This completely revised and updated edition includes:
More emphasis on the “top six priorities”: sanitation, fermentation temperature control, yeast management, the boil, good recipes, and water. Five new chapters covering malting and brewing, strong beers, fruit beers, sour beers, and adjusting water for style. All other chapters revised and expanded: Expanded and updated charts, graphs, equations, and visuals. Expanded information on using beer kits. Thorough revision of mashing and lautering chapters: Expanded tables of recommended times and temperatures for single-infusion, multiple-step, and decoction mashing. Complete discussion of first wort gravity as a function of water to grist ratio. Complete revision of infusion and decoction equations. Revised and updated information on managing your fermentation: Yeast pitching and starters. Yeast starter growth factors. Yeast and the maturation cycle. And much more!
In Dave Arnold’s world, the shape of an ice cube, the sugars and acids in an apple, and the bubbles in a bottle of champagne are all ingredients to be measured, tested, and tweaked.
With Liquid Intelligence, the creative force at work in Booker & Dax, New York City’s high-tech bar, brings readers behind the counter and into the lab. There, Arnold and his collaborators investigate temperature, carbonation, sugar concentration, and acidity in search of ways to enhance classic cocktails and invent new ones that revolutionize your expectations about what a drink can look and taste like.
Years of rigorous experimentation and study—botched attempts and inspired solutions—have yielded the recipes and techniques found in these pages. Featuring more than 120 recipes and nearly 450 color photographs, Liquid Intelligence begins with the simple—how ice forms and how to make crystal-clear cubes in your own freezer—and then progresses into advanced techniques like clarifying cloudy lime juice with enzymes, nitro-muddling fresh basil to prevent browning, and infusing vodka with coffee, orange, or peppercorns.

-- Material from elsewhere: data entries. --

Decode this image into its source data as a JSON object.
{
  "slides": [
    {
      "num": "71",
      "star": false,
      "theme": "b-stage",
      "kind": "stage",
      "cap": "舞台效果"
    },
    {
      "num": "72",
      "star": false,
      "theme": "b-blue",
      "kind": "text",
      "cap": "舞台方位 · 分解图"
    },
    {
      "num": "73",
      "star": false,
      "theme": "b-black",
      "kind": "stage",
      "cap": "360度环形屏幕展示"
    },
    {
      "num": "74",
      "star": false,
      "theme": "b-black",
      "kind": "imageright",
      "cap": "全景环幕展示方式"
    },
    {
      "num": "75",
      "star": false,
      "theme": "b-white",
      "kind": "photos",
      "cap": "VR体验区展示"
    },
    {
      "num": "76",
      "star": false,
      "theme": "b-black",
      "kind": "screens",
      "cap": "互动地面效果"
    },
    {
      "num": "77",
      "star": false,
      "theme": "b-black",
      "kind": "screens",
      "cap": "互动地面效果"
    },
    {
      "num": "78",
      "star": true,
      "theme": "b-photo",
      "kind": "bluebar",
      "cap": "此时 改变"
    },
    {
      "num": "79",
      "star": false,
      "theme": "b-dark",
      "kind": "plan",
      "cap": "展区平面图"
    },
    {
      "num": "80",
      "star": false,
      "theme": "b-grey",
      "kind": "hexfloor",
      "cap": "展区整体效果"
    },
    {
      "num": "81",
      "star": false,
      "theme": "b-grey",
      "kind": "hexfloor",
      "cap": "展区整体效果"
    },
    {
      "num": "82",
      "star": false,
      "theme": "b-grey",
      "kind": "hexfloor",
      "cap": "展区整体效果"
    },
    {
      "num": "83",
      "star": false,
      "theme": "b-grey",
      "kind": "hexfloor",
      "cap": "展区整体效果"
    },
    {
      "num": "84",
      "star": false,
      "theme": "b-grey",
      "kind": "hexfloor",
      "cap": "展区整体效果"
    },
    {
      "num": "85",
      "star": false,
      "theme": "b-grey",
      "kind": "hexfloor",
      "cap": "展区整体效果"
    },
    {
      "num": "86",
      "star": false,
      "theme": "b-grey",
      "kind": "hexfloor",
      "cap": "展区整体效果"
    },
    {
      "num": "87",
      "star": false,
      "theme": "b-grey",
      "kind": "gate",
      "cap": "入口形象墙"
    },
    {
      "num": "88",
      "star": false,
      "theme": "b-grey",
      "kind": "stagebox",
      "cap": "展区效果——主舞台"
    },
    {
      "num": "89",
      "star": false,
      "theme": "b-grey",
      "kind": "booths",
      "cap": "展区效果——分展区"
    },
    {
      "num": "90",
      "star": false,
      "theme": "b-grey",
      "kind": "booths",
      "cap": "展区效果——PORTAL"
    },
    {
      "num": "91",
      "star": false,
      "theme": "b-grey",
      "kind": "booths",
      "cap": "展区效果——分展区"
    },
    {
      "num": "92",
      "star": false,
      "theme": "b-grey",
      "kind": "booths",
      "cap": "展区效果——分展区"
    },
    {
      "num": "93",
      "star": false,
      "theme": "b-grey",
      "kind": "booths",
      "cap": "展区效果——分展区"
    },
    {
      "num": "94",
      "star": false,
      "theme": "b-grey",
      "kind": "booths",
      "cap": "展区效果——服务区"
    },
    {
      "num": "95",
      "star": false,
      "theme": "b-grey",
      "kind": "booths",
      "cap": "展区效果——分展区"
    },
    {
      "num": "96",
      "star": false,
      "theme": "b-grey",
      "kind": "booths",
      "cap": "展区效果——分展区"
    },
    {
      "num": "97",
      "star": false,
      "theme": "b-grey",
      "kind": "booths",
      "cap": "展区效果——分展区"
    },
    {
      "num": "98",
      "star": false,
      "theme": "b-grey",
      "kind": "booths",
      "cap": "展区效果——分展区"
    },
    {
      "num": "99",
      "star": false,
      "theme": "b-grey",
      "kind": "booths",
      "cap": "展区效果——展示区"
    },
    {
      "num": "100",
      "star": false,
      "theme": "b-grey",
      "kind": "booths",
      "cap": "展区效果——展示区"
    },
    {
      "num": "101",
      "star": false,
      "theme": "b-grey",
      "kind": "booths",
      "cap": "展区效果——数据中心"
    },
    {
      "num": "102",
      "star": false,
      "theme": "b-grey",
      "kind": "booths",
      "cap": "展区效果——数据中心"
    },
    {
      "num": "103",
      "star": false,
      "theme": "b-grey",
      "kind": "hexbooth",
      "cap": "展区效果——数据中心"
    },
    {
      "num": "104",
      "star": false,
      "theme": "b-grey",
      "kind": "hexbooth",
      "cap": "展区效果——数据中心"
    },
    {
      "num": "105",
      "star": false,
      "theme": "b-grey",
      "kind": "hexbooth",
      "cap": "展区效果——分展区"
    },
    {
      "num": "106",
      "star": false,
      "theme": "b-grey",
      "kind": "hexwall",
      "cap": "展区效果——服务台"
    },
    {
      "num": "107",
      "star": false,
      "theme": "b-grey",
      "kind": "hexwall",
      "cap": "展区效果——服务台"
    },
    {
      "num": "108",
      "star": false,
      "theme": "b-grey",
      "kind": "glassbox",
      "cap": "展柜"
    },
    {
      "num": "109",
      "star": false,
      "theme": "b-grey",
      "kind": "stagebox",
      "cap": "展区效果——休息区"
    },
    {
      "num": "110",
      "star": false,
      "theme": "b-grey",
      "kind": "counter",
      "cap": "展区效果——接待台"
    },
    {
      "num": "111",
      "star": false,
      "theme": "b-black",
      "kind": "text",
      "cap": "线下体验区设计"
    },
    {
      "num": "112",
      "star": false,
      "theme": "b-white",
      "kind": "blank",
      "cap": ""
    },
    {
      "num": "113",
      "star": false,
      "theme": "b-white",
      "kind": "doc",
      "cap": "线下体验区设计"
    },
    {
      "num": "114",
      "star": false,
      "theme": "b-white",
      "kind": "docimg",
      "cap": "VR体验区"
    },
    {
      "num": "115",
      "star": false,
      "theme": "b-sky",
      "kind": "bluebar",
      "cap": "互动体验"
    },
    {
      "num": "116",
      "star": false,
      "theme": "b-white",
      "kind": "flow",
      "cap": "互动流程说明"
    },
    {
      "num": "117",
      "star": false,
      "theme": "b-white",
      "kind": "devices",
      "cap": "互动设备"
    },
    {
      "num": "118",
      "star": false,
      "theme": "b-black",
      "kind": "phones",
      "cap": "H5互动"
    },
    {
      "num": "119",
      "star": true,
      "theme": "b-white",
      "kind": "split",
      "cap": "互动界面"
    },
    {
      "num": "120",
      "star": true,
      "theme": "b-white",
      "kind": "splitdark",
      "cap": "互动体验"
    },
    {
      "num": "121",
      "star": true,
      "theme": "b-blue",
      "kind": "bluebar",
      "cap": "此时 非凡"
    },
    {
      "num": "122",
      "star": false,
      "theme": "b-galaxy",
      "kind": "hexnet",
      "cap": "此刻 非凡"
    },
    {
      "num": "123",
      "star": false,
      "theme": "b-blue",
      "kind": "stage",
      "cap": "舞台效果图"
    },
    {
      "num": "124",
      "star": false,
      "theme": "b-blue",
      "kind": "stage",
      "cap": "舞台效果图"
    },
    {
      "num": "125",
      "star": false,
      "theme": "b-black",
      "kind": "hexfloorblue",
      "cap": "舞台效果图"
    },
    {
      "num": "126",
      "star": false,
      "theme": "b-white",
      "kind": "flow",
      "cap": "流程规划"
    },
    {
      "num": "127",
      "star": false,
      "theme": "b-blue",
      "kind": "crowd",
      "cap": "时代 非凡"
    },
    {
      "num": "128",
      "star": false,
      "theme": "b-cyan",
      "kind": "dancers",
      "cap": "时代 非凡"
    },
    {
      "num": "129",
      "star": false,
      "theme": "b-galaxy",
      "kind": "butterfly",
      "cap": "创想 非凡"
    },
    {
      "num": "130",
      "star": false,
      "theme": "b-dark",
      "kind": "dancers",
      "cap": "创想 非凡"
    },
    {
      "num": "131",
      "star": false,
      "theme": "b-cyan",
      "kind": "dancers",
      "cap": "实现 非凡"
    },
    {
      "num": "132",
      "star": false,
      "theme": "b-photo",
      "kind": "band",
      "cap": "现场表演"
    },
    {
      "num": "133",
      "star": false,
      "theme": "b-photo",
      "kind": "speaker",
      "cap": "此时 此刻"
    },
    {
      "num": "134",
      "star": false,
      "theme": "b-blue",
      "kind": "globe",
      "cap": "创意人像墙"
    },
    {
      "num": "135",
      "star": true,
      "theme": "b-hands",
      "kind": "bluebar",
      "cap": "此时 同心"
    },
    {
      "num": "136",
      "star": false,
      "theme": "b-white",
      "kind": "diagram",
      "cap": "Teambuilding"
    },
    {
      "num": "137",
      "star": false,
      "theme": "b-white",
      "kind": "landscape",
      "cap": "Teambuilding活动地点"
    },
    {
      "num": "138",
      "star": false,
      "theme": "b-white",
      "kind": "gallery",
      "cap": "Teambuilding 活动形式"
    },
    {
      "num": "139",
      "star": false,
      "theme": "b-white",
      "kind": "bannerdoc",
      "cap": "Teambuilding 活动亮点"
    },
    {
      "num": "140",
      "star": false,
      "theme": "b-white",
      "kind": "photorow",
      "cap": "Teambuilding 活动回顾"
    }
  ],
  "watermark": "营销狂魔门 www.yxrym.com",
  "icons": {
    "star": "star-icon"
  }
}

Practical tips for preparing drinks by the pitcher, making homemade sodas, and building a specialized bar in your own home are exactly what drink enthusiasts need to know. For devotees seeking the cutting edge, chapters on liquid nitrogen, chitosan/gellan washing, and the applications of a centrifuge expand the boundaries of traditional cocktail craft.
Arnold’s book is the beginning of a new method of making drinks, a problem-solving approach grounded in attentive observation and creative techniques. Readers will learn how to extract the sweet flavor of peppers without the spice, why bottling certain drinks beforehand beats shaking them at the bar, and why quinine powder and succinic acid lead to the perfect gin and tonic.
Liquid Intelligence is about satisfying your curiosity and refining your technique, from red-hot pokers to the elegance of an old-fashioned. Whether you’re in search of astounding drinks or a one-of-a-kind journey into the next generation of cocktail making, Liquid Intelligence is the ultimate standard—one that no bartender or drink enthusiast should be without.